Exercise instructions:
Filter these entries down to the lines that hold the word "been", and show each of them.

Website and app data records
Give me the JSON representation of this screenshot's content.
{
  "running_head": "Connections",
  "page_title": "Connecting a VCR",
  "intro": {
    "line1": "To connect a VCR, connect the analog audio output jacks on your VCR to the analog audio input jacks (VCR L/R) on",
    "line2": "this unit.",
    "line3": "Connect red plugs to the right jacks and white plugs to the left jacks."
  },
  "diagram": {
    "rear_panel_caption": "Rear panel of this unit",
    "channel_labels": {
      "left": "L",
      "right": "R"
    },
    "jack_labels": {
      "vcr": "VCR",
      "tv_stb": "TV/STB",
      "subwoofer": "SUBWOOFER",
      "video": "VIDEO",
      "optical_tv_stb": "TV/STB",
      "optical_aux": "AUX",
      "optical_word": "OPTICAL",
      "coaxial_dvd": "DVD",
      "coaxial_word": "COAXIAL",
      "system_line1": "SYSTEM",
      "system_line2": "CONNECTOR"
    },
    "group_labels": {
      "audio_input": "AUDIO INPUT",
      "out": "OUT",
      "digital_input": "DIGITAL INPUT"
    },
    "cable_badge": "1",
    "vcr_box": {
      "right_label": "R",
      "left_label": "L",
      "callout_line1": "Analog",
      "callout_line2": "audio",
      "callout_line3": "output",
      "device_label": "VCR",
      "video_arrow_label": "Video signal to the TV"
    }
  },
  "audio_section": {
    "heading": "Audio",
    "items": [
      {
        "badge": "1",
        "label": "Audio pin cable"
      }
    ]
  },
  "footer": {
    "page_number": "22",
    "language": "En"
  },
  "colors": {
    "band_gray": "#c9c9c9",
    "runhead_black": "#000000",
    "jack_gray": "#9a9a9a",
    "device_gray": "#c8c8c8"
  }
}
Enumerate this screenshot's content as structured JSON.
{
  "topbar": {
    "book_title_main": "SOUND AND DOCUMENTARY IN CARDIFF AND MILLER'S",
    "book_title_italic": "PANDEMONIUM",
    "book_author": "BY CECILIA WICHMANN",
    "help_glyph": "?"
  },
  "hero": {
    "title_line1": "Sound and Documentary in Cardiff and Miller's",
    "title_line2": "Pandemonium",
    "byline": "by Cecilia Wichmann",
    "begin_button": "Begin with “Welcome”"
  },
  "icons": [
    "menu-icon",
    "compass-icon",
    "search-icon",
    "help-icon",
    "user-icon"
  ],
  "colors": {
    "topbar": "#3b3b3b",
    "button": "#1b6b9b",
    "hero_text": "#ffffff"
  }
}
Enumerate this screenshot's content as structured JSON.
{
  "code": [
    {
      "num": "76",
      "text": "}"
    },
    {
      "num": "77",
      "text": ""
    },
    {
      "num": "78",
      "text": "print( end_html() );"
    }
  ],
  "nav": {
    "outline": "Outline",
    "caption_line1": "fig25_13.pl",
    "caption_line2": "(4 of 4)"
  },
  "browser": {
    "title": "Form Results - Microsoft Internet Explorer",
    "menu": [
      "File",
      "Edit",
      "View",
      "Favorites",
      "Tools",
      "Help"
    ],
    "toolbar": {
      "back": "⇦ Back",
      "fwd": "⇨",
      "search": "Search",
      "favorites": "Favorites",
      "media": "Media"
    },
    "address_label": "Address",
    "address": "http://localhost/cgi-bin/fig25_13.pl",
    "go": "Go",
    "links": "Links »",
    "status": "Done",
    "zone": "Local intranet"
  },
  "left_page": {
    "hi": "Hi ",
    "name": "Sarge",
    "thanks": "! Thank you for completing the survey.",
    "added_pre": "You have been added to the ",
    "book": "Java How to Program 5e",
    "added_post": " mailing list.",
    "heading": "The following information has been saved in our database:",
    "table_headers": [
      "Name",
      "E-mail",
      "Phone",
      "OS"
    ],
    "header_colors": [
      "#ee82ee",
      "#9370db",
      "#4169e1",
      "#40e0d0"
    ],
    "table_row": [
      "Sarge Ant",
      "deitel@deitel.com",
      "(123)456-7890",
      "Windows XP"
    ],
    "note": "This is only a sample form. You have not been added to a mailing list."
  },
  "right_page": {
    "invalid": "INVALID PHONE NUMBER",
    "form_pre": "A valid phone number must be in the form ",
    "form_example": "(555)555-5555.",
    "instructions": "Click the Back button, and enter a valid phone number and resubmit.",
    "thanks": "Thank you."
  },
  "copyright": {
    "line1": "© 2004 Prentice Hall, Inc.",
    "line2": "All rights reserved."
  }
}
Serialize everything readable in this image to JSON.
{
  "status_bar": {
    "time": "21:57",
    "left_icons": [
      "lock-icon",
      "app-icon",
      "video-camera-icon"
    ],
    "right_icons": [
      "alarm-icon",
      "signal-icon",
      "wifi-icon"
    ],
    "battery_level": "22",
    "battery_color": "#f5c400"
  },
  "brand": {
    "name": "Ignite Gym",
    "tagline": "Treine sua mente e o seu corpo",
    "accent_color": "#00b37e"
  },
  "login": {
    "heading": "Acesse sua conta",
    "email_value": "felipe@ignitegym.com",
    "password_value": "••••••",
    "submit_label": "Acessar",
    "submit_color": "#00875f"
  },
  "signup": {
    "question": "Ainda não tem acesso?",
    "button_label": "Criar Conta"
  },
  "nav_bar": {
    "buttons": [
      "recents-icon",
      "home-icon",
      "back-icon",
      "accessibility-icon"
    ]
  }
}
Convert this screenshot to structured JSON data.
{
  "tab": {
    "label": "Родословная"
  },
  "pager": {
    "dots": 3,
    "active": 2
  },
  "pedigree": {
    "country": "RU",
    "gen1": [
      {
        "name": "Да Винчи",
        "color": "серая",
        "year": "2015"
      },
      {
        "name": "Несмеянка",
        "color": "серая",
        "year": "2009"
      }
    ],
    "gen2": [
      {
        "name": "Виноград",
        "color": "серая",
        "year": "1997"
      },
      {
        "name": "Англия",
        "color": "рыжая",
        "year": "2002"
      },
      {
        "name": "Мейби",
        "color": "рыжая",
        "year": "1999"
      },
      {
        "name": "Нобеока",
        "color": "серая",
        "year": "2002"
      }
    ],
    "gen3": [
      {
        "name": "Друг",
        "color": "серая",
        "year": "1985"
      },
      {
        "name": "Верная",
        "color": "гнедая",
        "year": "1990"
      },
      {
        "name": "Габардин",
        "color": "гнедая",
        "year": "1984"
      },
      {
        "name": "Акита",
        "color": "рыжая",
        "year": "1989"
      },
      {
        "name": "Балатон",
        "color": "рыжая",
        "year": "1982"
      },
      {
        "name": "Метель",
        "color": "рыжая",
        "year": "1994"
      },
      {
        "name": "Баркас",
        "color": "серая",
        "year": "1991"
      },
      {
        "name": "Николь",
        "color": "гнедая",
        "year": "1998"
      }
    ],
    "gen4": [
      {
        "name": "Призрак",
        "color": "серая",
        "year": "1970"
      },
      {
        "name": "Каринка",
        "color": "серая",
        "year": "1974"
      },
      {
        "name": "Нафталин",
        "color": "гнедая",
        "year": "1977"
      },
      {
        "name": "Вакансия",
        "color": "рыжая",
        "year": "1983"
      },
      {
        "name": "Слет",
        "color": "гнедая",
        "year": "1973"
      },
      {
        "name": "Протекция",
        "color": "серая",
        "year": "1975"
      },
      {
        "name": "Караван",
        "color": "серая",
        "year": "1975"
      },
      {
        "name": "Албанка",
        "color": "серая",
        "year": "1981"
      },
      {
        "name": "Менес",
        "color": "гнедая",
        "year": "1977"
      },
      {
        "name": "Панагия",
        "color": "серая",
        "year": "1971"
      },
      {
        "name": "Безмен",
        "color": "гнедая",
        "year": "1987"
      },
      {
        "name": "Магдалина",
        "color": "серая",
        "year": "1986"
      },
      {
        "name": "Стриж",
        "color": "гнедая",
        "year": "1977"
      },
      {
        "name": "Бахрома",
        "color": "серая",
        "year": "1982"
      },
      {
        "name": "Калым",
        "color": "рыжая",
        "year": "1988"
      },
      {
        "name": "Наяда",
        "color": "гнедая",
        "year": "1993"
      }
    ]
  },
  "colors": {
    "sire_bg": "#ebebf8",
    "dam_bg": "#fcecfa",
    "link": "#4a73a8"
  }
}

Answer to the problem:
    "added_pre": "You have been added to the ",
    "heading": "The following information has been saved in our database:",
    "note": "This is only a sample form. You have not been added to a mailing list."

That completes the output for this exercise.